Malcolm Down Publishing is a traditional, independent publisher and home of the children’s imprint Sarah Grace Publishing. Our authors include Andrew Roberts, Mark Stibbe, Wendy Mann and Dr Elizabeth McNaught.
Emily Owen was a highly intelligent teenager who was also athletic and a skilled musician. Tragically, in her late teens she was diagnosed as suffering from Neurofibromatosis Type 2 (NF2), Since then Emily has survived many complicated surgical procedures, been close to death, and seen the gradual erosion of all the abilities that defined her personality including the total loss of her hearing. Despite this she has a remarkable sense of humour and has coped with everything she has been through due to her strong Christian faith, her supportive family and indomitable personality.
Now Emily has published her story in a moving book which describes the years of intracranial surgery that she underwent with the gradual loss of the facilities that defined her life - her hearing and her balance - and a gradual re-evaluation of her life plans.
‘This moving book describes the years of intracranial surgery that she underwent with the gradual loss of the facilities that defined her life – her hearing and her balance – and a gradual re-evaluation of her life plans. That she coped with stoicism and a sense of humour owes as much to the devoted support of her family and her unshakeable religious faith as to her own indomitable personal strength. She has refused to give in to NF2. Despite all she has suffered she is still Emily.’
Professor Richard Ramsden MBE, Emeritus Professor of Otolaryngology at the University of Manchester

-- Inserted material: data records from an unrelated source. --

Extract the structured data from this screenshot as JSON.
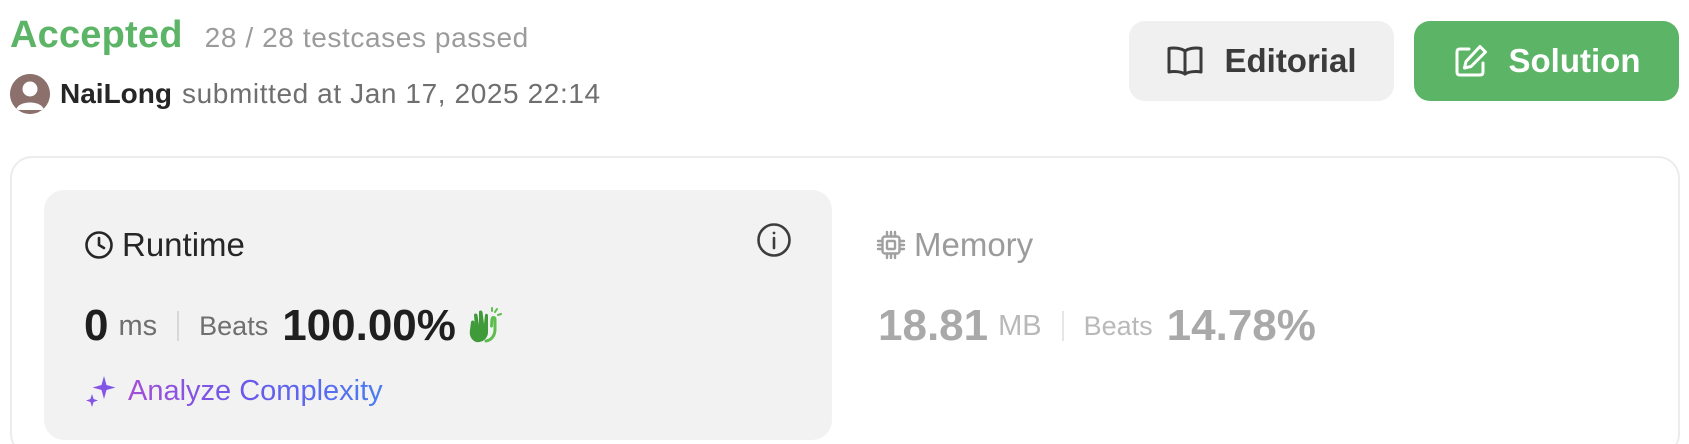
{
  "status": {
    "title": "Accepted",
    "passed_text": "28 / 28 testcases passed",
    "color": "#5cb466"
  },
  "submission": {
    "avatar_icon": "user-avatar-icon",
    "username": "NaiLong",
    "submitted_text": "submitted at Jan 17, 2025 22:14"
  },
  "buttons": {
    "editorial_label": "Editorial",
    "editorial_icon": "book-open-icon",
    "solution_label": "Solution",
    "solution_icon": "edit-pencil-icon",
    "solution_color": "#5cb466"
  },
  "runtime": {
    "title": "Runtime",
    "icon": "clock-icon",
    "info_icon": "info-circle-icon",
    "value": "0",
    "unit": "ms",
    "beats_label": "Beats",
    "beats_value": "100.00%",
    "badge_icon": "clapping-hands-icon",
    "analyze_label": "Analyze Complexity",
    "analyze_icon": "sparkle-icon"
  },
  "memory": {
    "title": "Memory",
    "icon": "chip-icon",
    "value": "18.81",
    "unit": "MB",
    "beats_label": "Beats",
    "beats_value": "14.78%"
  }
}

‘Emily Owen’s memoir is a testament to the courage and resilience of the human spirit. I met Emily over fifteen years ago as she was anticipating the drastic operation that would save her life, but would leave her totally without hearing. Emily, a gifted musician, wanted to hear a performance of The Secret Garden, scheduled to open at the Stratford Theatre in 2000, several days after her surgery. The theatre arranged for her to attend a dress rehearsal. As I sat with her, we exchanged thoughts about musical choices and creative expression. I was deeply moved by her passion and courage as she faced the future of not being able to hear music again with her ears but only with her memory. Not only did Emily survive the ordeal, but the experience widened her appreciation of life, deepened her spirituality and broadened her unique ability to communicate. I would say that Emily Owen is not only STILL EMILY, but a magnified and magnificent Emily.’
Lucy Simon Singer, songwriter and composer of the musicals The Secret Garden and Dr Zhivago

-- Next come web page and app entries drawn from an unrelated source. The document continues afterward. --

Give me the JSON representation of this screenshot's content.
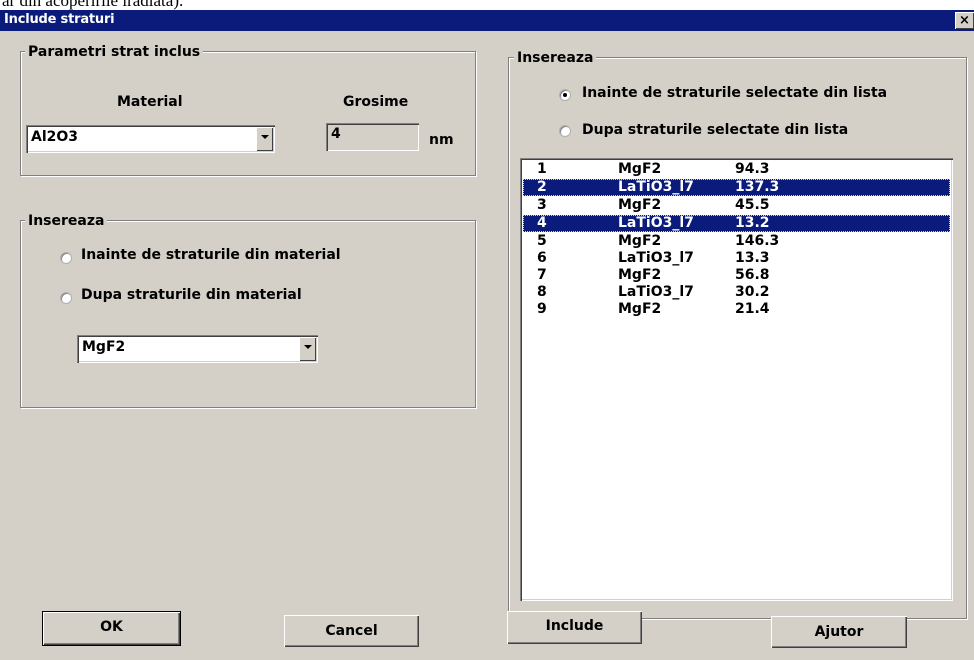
{
  "document_text": "ar din acoperirile iradiata).",
  "window": {
    "title": "Include straturi",
    "close_glyph": "×"
  },
  "params_group": {
    "legend": "Parametri strat inclus",
    "material_label": "Material",
    "material_value": "Al2O3",
    "thickness_label": "Grosime",
    "thickness_value": "4",
    "thickness_unit": "nm"
  },
  "insert_material_group": {
    "legend": "Insereaza",
    "options": [
      {
        "label": "Inainte de straturile din material",
        "checked": false
      },
      {
        "label": "Dupa straturile din material",
        "checked": false
      }
    ],
    "material_value": "MgF2"
  },
  "insert_list_group": {
    "legend": "Insereaza",
    "options": [
      {
        "label": "Inainte de straturile selectate din lista",
        "checked": true
      },
      {
        "label": "Dupa straturile selectate din lista",
        "checked": false
      }
    ]
  },
  "layers": [
    {
      "index": "1",
      "material": "MgF2",
      "thickness": "94.3",
      "selected": false
    },
    {
      "index": "2",
      "material": "LaTiO3_l7",
      "thickness": "137.3",
      "selected": true
    },
    {
      "index": "3",
      "material": "MgF2",
      "thickness": "45.5",
      "selected": false
    },
    {
      "index": "4",
      "material": "LaTiO3_l7",
      "thickness": "13.2",
      "selected": true
    },
    {
      "index": "5",
      "material": "MgF2",
      "thickness": "146.3",
      "selected": false
    },
    {
      "index": "6",
      "material": "LaTiO3_l7",
      "thickness": "13.3",
      "selected": false
    },
    {
      "index": "7",
      "material": "MgF2",
      "thickness": "56.8",
      "selected": false
    },
    {
      "index": "8",
      "material": "LaTiO3_l7",
      "thickness": "30.2",
      "selected": false
    },
    {
      "index": "9",
      "material": "MgF2",
      "thickness": "21.4",
      "selected": false
    }
  ],
  "buttons": {
    "ok": "OK",
    "cancel": "Cancel",
    "include": "Include",
    "help": "Ajutor"
  },
  "colors": {
    "titlebar": "#0a1b7c",
    "face": "#d4d0c8",
    "selection": "#0a1b7c"
  }
}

‘Words like courageous, persevering and faithful can be thrown around in today’s world as clichéd, lightweight hyperbole. Emily’s candid, honest, painful and hope-filled writings take us deep into what such words really mean. Although the specifics of her illness are rare, her readable and vulnerable story helps us reflect on what is left when so much on which we build our identity is stripped away; how can the real us not just survive but thrive? In the silence of sudden and complete deafness, Emily shows us that the voice of love – and of God’s love in particular – can still be heard. It is hard to commend this book enough!’
Reverend Barry Hill, Diocesan Mission Enabler, Diocese of Leicester